Choosing to go with solar energy instead of relying solely on the traditional electric grid is a unique opportunity: when you use solar panels to supplement power obtained through the power grid, you are giving back to the environment. Traditional energy grids may rely extensively on non-renewable fossil fuels whose manufacture, shipping, and burning release fumes into the air. The fumes have a list of detrimental effects, from raising the temperature of the entire Earth to damaging the various protective layers of air that protects humans, plants, and animals from the extreme rays of the sun. Solar panels take that sunlight that hits the earth every day (indeed, every hour), and turns it into power that we use for our televisions, washer and dryers, and crockpots. It’s good to know, though, that while solar panels are wonderful investments, they have specific ways that they work to get your energy to you.

Photovoltaic Technology

Though the first solar panel was created in the 20th century, the first photovoltaic cell was created in a tiny laboratory in France. A 19-year-old boy by the name of Alexandre Becquerel was able to produce electricity from a liquid in his father’s home, and did so by exposing it to the sun. Later, another scientist discovered that selenium has the ability to to produce small amounts of electricity when in contact with sunlight. From there, nearly a dozen people over the next sixty years spend time and money researching the possibility of harvesting solar energy, something that saw patent after patent on this cell and that cell, with Bell Labs (Now Nokia Bell Labs, named after Alexander Graham Bell) finally presenting and patenting the practical solar panel, one of the types of solar panels available today.

From Sunlight to Light Bulb
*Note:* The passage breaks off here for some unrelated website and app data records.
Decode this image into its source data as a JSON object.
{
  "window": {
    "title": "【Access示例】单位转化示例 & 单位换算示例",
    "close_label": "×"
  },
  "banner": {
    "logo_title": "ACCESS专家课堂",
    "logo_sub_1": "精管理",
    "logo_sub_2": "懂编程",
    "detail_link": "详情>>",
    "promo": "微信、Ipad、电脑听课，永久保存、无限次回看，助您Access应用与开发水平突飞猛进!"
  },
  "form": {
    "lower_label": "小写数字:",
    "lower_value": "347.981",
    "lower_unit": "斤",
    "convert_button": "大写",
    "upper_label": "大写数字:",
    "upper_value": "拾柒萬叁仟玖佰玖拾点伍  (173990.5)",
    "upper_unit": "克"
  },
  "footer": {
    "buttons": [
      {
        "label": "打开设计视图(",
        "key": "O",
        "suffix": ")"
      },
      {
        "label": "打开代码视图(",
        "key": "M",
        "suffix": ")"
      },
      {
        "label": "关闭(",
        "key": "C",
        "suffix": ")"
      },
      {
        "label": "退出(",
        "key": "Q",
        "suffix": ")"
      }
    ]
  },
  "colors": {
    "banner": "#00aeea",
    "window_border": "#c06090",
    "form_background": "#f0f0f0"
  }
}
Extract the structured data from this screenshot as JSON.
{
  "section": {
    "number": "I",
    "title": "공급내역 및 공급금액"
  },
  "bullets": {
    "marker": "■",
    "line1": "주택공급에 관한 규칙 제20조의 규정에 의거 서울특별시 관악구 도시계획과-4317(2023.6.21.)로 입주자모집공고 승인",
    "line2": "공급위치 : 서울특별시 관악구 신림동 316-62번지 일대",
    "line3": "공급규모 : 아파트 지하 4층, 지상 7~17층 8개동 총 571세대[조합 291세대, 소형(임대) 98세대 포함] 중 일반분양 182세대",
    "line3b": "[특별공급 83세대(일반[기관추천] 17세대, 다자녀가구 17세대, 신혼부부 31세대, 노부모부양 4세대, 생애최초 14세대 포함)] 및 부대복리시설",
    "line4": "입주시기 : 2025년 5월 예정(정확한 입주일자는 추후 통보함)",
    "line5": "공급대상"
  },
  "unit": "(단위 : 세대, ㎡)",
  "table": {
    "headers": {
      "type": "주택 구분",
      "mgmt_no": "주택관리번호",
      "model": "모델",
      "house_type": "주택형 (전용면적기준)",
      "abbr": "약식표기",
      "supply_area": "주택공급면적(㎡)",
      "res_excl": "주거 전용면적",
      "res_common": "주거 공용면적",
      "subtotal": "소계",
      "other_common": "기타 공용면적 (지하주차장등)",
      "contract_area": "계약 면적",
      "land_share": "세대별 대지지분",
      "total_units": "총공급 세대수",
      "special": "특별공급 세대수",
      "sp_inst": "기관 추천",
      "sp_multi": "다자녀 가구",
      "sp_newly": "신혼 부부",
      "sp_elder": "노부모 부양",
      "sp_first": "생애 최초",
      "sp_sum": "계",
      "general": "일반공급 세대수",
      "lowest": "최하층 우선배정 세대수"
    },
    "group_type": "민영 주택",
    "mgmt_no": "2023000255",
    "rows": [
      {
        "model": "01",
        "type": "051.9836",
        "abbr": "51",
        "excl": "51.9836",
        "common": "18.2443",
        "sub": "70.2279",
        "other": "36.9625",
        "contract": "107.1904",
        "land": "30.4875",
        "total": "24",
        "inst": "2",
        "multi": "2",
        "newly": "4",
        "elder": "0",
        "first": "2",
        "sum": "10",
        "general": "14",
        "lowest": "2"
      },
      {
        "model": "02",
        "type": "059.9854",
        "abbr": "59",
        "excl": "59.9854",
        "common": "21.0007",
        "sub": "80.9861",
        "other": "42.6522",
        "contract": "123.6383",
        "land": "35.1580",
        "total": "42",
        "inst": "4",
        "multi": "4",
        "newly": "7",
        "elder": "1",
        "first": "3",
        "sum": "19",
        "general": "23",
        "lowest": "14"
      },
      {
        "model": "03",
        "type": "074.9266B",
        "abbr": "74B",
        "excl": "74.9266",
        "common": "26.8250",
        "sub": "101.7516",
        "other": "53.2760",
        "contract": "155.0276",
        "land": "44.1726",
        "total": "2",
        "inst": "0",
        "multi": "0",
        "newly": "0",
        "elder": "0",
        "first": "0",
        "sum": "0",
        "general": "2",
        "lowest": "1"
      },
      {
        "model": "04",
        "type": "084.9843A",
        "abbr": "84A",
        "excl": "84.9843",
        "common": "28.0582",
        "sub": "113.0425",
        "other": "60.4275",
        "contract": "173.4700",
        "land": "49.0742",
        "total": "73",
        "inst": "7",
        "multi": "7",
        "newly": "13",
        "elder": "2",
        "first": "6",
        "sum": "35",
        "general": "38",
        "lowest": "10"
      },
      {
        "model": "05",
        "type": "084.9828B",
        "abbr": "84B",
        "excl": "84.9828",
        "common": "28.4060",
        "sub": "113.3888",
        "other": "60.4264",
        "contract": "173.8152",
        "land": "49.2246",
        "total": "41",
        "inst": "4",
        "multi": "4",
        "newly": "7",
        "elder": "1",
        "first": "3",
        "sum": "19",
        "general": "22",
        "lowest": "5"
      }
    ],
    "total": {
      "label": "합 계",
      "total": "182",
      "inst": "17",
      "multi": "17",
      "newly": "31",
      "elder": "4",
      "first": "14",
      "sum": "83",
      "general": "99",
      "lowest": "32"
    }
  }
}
Our sun is a star that sits nearly 100 billion miles away from Earth. Sunlight filters through the layers of Earth’s atmosphere, which removes the most harmful rays for life on Earth, and hits the solar cell. When light hits the solar cell, it is absorbed by a semiconductor, usually silicone in a sheet set in thin, strong metal. Solar panels can become very hot due to the absorption of light next to heat-conducting metal, and the requisite that they are placed outdoors. When light hits the silicone (or other semiconductor), the protons, which are the smallest particles of light and make up the light you see, jump around inside of the material, and make their way down through another layer of the absorbing material. The absorbing material is mixed with a naturally-occurring chemical whose chemical makeup pushes the jumping protons and all of their energy down into a direct current system, a system that constantly provides an uncontrolled type of energy. From there, a converter in your home will turn that direct current to an alternating current, one that you can divert to your bathroom, your bedroom, or your outdoor television. Solar panels can give you everything you need, and most of what you want through their unique way of capturing and giving you the power of the sun.